Some people suggest that the medium in which we present mathematics is the problem. And I think that is true. However, as with all things that is only one part of the problem.
The Department of Education sees a lack of high standards in schools as the main problem in education.
Politicians, parents, schools boards, and millions of other people see unified standards as a method of solving this problem.
It certainly is tempting. The idea that if everyone would just teach that same stuff then at least we all have a base of knowledge to build upon, to depend on.
If we raise standards by requiring schools to teach specific standards how do we make sure this is being done? The obvious answer of course to raising standards in the quality of education is to set standards and then measure whether we are meeting those standards.
Let’s follow the logic:
When people think that a test is the way to measure a students mastery of a standard we think it is a good idea to develop a better test.
When we try to develop a better test that measures specific standards we spend a lot of time looking at those standards.
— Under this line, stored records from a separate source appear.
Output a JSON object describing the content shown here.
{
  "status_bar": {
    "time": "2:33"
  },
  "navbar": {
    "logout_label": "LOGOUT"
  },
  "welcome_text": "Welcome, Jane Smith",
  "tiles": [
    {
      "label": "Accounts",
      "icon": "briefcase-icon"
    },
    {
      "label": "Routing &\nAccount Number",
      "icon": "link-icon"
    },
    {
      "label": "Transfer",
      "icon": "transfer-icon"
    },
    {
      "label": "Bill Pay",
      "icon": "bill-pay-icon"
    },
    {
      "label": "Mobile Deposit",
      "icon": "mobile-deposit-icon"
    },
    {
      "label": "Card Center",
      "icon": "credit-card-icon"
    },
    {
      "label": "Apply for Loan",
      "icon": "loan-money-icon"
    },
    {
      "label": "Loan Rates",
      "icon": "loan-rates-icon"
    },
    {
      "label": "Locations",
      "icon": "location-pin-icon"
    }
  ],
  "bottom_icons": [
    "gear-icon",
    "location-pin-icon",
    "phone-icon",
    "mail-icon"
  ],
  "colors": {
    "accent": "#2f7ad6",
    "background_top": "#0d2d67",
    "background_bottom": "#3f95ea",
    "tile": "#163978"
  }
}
We write questions with those standards in mind.
It is very hard to write a question that meets a specific standard and only that standard.
We modify the question so that it only includes information or questions for that specific standard.
These modifications change the question from a fair description of real life into some mutant cyborg that scare little children.